YOUR OBJECTIVE
Every record that follows must be set down word for word.
---------- GIVEN ENTRIES
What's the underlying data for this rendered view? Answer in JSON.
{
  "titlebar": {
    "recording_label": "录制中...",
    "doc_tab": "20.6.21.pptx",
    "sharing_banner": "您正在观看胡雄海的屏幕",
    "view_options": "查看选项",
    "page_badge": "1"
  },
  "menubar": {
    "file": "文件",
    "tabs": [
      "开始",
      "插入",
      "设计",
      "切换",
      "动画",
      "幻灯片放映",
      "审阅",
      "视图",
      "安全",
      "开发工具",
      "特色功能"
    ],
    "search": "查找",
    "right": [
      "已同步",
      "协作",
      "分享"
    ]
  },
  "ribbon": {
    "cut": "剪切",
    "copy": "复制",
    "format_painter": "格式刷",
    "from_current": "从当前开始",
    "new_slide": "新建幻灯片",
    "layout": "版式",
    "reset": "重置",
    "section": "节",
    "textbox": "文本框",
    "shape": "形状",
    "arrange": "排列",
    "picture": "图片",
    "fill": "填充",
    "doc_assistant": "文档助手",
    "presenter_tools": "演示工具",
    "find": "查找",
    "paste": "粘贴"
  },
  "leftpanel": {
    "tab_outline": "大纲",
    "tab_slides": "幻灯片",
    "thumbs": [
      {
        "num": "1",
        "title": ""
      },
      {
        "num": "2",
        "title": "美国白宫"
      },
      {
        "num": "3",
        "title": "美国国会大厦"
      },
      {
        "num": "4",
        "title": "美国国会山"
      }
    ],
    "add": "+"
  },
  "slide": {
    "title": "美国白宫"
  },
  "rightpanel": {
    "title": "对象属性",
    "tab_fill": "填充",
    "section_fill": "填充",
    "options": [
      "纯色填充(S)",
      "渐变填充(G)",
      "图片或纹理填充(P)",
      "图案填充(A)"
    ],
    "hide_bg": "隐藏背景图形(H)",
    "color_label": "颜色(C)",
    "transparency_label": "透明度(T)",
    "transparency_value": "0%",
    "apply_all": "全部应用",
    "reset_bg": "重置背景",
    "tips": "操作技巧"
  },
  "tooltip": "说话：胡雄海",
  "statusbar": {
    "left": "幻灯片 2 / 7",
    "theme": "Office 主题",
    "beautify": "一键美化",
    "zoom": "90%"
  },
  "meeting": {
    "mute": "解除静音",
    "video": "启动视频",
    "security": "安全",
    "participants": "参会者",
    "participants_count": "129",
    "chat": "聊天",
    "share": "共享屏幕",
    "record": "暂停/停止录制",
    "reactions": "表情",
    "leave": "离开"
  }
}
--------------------
EXPECTED OUTPUT
What's the underlying data for this rendered view? Answer in JSON.
{
  "titlebar": {
    "recording_label": "录制中...",
    "doc_tab": "20.6.21.pptx",
    "sharing_banner": "您正在观看胡雄海的屏幕",
    "view_options": "查看选项",
    "page_badge": "1"
  },
  "menubar": {
    "file": "文件",
    "tabs": [
      "开始",
      "插入",
      "设计",
      "切换",
      "动画",
      "幻灯片放映",
      "审阅",
      "视图",
      "安全",
      "开发工具",
      "特色功能"
    ],
    "search": "查找",
    "right": [
      "已同步",
      "协作",
      "分享"
    ]
  },
  "ribbon": {
    "cut": "剪切",
    "copy": "复制",
    "format_painter": "格式刷",
    "from_current": "从当前开始",
    "new_slide": "新建幻灯片",
    "layout": "版式",
    "reset": "重置",
    "section": "节",
    "textbox": "文本框",
    "shape": "形状",
    "arrange": "排列",
    "picture": "图片",
    "fill": "填充",
    "doc_assistant": "文档助手",
    "presenter_tools": "演示工具",
    "find": "查找",
    "paste": "粘贴"
  },
  "leftpanel": {
    "tab_outline": "大纲",
    "tab_slides": "幻灯片",
    "thumbs": [
      {
        "num": "1",
        "title": ""
      },
      {
        "num": "2",
        "title": "美国白宫"
      },
      {
        "num": "3",
        "title": "美国国会大厦"
      },
      {
        "num": "4",
        "title": "美国国会山"
      }
    ],
    "add": "+"
  },
  "slide": {
    "title": "美国白宫"
  },
  "rightpanel": {
    "title": "对象属性",
    "tab_fill": "填充",
    "section_fill": "填充",
    "options": [
      "纯色填充(S)",
      "渐变填充(G)",
      "图片或纹理填充(P)",
      "图案填充(A)"
    ],
    "hide_bg": "隐藏背景图形(H)",
    "color_label": "颜色(C)",
    "transparency_label": "透明度(T)",
    "transparency_value": "0%",
    "apply_all": "全部应用",
    "reset_bg": "重置背景",
    "tips": "操作技巧"
  },
  "tooltip": "说话：胡雄海",
  "statusbar": {
    "left": "幻灯片 2 / 7",
    "theme": "Office 主题",
    "beautify": "一键美化",
    "zoom": "90%"
  },
  "meeting": {
    "mute": "解除静音",
    "video": "启动视频",
    "security": "安全",
    "participants": "参会者",
    "participants_count": "129",
    "chat": "聊天",
    "share": "共享屏幕",
    "record": "暂停/停止录制",
    "reactions": "表情",
    "leave": "离开"
  }
}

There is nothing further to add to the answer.